The sun is out, it's a beautiful morning, so what could be more natural than going for a walk with your family?

A nice walk. What a great idea!

Let's suppose, for a moment, you are beyond the baby and toddler stage because there simply wouldn't be enough space here to deal with the getting ready process. Yup, been there, done that: the failed attempts to leave the house, the tantrums, the sheer exhaustion of it. And that was just trying to get my husband off the sofa, where he was having a sneaky snooze.

So, back to our lovely stroll. Both children are now old enough to dress themselves (in theory at least). I say in theory because it is now half past ten and they are still in their onesies playing on the PlayStation. So, hey, kids! Let's go and get some fresh air! The silence that greets my request tells me I am being ignored, as usual, but I won't be put off, so they stomp upstairs to put some clothes on.

As the minutes tick by I ponder our current situation.

Luckily, we have countryside right on our doorsteps as we now live in the middle of nowhere, so that is a bonus. If we were in London we'd be sitting in traffic for an hour trying to go anywhere on this glorious morning, only to find there were no parking spaces when we arrived because everyone had had the same idea about getting out.

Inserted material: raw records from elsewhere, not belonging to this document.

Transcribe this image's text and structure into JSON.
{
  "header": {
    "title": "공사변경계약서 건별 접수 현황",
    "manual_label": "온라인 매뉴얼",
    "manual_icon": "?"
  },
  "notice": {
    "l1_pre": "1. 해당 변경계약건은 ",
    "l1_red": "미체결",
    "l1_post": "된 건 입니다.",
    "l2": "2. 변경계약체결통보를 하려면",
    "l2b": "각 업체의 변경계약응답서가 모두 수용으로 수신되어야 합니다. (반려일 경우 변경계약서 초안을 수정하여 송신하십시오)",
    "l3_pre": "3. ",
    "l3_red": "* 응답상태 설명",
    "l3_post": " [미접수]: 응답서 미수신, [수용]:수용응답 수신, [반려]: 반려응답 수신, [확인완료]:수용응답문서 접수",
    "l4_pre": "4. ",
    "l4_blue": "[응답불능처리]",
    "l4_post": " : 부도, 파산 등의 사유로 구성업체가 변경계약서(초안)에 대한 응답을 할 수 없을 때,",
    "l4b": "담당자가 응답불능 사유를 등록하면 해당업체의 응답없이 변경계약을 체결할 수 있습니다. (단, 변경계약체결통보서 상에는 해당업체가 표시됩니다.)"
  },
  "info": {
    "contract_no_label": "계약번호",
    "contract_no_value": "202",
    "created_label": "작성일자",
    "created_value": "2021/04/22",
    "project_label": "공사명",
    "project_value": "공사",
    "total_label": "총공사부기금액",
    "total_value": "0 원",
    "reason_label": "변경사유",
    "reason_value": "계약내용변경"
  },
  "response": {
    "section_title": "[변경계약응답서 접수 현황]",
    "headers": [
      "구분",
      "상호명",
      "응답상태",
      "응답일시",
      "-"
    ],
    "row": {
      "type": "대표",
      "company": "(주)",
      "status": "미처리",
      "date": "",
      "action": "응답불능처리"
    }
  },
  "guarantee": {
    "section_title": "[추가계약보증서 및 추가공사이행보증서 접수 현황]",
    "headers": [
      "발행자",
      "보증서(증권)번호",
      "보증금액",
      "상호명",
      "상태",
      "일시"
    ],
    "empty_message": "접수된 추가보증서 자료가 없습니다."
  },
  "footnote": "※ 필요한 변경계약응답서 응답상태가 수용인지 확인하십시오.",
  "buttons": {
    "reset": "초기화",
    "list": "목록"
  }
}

Two boys go into their bedrooms to get dressed but are replaced with a monster known as The Incredible Sulk.

"Why?" wails The Incredible Sulk. "Why do we have to go out?"

Sadly, my two horrors' only interest appears to be a trip to the cinema/ a fast food restaurant or, possibly, both.

A deal is struck. We can go to the cinema tomorrow but only if we get "fresh air" today.

"I hate fresh air!" mutters the eldest, as he pulls on his walking boots. "It stinks."

Meanwhile the youngest is having an epic battle, trying to get his foot into his boot. Has he grown that much since the last time we went for a family walk, oh, about a year ago? Suddenly I flash back to last summer, when we got chased across a field by some bulls. That was quite traumatic.

"Will there be bulls today?" says the eldest, with a worried look in his eye.

Husband is dressed and standing outside, boots on, tapping his watch. He is ready, so why isn't everyone else?

We set off down the lane and head towards the canal, with the children whingeing all the while. Well, this is lovely, isn't it? To liven things up, I bring along a birdwatching book. We usually have quite a lot of wildlife nearby but on this occasion we see a duck. One measly mallard. I treat its arrival with as much jubilation as the discovery of a dodo but to no avail.

"Can we go home yet?"/ "My legs are tired..."

And so on. So there you have it. What a nice family walk we had.